## Aim of the task
The output should be all lines of the entries below in which the word "Телефон" occurs.

## Records shown

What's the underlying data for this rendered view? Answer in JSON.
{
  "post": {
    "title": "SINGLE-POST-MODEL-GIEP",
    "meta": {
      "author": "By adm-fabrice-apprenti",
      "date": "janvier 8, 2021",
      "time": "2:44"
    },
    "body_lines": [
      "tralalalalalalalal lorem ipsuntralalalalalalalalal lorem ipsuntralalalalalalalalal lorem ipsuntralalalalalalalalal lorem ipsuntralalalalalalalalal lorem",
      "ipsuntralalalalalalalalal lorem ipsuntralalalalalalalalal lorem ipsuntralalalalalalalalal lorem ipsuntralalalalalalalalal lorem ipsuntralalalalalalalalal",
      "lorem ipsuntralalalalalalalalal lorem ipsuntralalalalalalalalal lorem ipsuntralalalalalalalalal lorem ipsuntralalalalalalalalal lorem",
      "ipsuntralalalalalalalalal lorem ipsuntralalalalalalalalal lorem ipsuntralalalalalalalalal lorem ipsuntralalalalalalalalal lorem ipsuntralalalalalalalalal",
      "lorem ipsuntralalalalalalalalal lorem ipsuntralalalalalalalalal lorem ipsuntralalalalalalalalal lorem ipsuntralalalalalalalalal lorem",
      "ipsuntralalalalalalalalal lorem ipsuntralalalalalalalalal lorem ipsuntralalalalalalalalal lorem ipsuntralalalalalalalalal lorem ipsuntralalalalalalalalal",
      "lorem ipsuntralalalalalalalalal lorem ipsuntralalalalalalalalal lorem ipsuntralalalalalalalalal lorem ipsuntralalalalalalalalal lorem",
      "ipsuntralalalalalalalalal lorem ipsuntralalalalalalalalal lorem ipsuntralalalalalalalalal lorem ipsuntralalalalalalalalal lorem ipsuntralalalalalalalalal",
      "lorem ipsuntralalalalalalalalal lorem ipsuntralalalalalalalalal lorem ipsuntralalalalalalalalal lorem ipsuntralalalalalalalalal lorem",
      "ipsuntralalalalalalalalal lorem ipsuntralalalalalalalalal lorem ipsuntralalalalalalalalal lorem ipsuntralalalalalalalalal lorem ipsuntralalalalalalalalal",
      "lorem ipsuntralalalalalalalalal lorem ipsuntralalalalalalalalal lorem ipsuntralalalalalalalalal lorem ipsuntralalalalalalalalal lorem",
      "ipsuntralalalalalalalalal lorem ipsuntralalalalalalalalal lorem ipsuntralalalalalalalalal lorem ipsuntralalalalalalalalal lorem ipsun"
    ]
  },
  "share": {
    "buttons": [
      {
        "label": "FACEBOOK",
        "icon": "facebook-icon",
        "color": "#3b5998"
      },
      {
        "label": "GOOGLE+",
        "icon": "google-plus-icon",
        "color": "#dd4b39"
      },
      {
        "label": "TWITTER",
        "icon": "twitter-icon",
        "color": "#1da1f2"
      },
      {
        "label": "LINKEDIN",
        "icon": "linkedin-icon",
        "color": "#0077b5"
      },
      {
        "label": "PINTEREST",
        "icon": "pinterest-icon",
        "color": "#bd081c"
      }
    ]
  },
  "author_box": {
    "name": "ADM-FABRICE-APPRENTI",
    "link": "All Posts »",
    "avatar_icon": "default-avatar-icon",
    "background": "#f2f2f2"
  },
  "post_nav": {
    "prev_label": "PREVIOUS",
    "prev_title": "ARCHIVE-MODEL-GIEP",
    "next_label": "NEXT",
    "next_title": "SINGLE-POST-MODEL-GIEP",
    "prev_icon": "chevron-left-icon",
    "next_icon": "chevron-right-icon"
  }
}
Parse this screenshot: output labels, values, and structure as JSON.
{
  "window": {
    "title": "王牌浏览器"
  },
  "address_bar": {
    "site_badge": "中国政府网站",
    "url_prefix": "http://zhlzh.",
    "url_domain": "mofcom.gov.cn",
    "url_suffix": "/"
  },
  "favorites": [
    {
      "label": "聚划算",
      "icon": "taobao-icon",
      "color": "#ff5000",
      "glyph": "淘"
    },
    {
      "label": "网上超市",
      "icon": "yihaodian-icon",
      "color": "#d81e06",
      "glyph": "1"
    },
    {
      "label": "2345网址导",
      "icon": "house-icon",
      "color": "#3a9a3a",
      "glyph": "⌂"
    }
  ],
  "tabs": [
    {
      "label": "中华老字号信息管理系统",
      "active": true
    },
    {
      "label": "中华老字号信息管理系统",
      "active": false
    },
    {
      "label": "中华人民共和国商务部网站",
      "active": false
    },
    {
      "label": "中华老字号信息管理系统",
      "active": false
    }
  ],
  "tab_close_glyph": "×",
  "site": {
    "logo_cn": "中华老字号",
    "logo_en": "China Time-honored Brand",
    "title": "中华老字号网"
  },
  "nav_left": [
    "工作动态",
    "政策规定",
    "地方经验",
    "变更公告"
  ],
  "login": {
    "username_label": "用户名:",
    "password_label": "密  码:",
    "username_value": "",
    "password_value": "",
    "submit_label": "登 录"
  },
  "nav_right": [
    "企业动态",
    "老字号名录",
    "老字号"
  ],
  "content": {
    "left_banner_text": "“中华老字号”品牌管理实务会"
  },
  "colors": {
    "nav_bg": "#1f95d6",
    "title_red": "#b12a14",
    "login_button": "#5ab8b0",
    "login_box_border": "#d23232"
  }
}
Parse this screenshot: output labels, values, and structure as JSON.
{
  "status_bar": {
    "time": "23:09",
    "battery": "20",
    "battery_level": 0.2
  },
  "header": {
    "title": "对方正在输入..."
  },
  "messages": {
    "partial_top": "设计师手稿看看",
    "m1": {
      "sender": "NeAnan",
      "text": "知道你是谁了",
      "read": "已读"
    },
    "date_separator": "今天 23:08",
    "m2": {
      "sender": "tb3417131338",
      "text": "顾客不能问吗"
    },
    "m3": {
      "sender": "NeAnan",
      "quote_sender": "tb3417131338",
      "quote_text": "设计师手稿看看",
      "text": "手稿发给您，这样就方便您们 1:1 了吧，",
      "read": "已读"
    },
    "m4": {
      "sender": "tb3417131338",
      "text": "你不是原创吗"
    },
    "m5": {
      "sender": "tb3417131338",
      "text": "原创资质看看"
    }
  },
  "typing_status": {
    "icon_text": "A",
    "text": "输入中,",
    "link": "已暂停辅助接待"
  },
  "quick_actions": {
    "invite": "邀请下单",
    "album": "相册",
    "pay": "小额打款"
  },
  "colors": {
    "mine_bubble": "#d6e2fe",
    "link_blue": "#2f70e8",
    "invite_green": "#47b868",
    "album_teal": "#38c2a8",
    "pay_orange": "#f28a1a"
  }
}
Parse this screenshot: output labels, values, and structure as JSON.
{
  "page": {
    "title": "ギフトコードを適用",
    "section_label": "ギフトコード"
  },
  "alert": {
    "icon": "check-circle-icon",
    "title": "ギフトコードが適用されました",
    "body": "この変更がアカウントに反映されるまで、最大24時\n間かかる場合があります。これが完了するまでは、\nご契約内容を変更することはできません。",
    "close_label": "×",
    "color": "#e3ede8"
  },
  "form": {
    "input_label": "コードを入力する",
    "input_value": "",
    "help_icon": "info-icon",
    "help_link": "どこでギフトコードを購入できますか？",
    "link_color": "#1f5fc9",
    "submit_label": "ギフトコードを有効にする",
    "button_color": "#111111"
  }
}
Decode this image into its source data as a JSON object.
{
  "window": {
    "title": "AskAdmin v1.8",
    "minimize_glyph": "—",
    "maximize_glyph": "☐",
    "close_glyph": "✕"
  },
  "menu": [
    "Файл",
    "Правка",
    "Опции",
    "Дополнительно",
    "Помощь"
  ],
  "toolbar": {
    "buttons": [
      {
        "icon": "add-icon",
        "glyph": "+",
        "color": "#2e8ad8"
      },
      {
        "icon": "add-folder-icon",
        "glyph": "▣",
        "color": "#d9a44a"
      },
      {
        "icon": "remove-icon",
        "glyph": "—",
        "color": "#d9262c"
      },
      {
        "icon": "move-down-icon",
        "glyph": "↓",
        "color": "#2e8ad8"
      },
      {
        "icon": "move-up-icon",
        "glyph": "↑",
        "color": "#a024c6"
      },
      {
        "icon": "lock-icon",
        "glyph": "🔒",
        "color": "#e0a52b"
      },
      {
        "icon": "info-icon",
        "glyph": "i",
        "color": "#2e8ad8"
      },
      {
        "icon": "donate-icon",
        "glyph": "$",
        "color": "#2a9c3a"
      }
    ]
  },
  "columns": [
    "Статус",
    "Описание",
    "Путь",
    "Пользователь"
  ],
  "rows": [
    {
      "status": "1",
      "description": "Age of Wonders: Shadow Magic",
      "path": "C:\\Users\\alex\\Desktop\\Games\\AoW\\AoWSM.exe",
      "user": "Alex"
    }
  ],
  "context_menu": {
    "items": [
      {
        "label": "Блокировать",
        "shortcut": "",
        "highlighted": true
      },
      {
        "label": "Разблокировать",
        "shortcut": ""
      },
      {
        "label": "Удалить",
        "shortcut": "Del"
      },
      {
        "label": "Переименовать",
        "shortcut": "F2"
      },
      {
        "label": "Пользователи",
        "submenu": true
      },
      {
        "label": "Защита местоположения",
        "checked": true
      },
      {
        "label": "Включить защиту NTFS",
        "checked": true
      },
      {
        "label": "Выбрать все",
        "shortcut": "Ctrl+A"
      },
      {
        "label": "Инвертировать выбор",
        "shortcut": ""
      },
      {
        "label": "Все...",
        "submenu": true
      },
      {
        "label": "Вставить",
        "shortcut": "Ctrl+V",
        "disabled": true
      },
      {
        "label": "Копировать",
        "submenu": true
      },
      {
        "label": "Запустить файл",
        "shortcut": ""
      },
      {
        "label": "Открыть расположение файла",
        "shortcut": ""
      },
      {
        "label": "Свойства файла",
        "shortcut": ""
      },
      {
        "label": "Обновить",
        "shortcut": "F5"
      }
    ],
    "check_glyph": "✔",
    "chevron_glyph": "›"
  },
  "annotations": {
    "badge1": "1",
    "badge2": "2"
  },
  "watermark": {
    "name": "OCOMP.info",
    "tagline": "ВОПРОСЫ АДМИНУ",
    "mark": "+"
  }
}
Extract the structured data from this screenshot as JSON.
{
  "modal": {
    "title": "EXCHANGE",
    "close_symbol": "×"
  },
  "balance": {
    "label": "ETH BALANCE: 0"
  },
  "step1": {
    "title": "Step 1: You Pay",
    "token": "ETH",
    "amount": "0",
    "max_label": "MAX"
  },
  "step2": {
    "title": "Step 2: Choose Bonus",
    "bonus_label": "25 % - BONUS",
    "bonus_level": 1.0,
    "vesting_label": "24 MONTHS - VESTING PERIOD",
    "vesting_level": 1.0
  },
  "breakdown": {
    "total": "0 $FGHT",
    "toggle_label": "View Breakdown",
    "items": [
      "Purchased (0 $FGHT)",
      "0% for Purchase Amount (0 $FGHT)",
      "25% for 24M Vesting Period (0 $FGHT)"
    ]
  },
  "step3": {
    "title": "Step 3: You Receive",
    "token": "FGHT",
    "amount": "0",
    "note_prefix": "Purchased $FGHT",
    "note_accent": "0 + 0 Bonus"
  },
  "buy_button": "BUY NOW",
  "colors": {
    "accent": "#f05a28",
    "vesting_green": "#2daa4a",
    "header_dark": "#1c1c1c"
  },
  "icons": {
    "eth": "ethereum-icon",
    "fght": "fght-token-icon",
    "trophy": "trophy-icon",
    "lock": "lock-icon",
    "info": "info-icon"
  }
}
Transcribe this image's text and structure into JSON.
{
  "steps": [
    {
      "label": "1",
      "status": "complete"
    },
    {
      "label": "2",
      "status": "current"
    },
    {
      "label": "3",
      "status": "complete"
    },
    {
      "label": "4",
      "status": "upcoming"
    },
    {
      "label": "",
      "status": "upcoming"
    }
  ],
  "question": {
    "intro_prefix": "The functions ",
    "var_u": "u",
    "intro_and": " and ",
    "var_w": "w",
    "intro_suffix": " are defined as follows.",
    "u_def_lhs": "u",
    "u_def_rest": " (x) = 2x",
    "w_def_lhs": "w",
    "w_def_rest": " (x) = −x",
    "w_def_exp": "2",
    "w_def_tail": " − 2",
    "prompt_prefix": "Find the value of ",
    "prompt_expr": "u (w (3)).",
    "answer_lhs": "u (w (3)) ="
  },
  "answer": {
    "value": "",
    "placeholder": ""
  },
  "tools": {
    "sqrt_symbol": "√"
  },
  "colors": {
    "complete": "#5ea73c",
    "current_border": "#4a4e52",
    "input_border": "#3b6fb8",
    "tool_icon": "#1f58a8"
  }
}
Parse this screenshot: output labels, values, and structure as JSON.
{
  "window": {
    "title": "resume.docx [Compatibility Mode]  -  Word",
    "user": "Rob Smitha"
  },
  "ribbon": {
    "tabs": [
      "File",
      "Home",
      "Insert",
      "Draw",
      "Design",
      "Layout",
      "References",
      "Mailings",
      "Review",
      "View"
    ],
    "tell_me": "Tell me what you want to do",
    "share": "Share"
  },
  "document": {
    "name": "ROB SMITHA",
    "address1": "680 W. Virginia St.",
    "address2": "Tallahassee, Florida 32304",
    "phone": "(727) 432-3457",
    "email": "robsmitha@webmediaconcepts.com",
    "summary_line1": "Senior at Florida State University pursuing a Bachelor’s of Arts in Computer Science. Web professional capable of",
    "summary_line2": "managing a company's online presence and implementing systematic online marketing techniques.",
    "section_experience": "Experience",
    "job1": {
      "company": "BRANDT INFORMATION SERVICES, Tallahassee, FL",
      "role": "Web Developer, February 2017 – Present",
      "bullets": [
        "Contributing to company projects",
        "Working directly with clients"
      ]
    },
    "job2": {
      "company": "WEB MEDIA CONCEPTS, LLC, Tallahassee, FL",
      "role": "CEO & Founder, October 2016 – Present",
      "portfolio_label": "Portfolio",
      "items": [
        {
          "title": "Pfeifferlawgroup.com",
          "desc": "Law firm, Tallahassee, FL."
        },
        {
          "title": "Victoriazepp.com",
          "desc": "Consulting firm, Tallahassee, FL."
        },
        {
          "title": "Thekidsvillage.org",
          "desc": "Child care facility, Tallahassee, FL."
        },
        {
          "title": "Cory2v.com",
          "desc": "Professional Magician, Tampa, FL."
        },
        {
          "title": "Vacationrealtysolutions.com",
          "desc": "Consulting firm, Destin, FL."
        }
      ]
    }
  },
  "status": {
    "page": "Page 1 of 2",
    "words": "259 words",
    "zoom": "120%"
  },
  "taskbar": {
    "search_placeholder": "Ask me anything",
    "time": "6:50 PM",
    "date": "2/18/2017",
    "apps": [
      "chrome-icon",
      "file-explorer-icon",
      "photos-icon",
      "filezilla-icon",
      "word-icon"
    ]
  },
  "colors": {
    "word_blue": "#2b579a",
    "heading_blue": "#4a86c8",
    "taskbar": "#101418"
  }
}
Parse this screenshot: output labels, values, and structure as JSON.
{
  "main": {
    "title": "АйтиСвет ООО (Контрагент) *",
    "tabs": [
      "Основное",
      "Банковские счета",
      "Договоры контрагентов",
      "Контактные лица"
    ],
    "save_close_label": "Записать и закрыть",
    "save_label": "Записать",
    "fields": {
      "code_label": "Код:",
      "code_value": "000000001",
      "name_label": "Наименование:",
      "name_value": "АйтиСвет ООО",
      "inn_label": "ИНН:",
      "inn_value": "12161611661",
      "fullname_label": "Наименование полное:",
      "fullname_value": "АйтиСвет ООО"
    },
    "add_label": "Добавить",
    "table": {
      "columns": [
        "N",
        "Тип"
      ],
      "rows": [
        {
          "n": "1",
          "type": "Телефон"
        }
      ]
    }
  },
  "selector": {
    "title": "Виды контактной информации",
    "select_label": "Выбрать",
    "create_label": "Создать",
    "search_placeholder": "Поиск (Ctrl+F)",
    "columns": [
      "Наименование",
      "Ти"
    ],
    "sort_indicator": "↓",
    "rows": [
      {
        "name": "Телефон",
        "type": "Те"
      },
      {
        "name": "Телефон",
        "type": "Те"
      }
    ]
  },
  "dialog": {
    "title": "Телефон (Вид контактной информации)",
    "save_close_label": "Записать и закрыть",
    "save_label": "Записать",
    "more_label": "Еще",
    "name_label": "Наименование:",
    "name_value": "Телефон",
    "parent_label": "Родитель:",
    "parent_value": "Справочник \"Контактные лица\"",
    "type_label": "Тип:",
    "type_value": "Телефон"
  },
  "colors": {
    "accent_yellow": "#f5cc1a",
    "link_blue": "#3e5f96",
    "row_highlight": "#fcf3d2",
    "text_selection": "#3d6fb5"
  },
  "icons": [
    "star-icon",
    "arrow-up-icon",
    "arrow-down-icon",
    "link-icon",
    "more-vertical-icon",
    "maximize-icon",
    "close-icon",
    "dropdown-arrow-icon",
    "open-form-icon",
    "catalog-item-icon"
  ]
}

## Response
          "type": "Телефон"
        "name": "Телефон",
        "name": "Телефон",
    "title": "Телефон (Вид контактной информации)",
    "name_value": "Телефон",
    "type_value": "Телефон"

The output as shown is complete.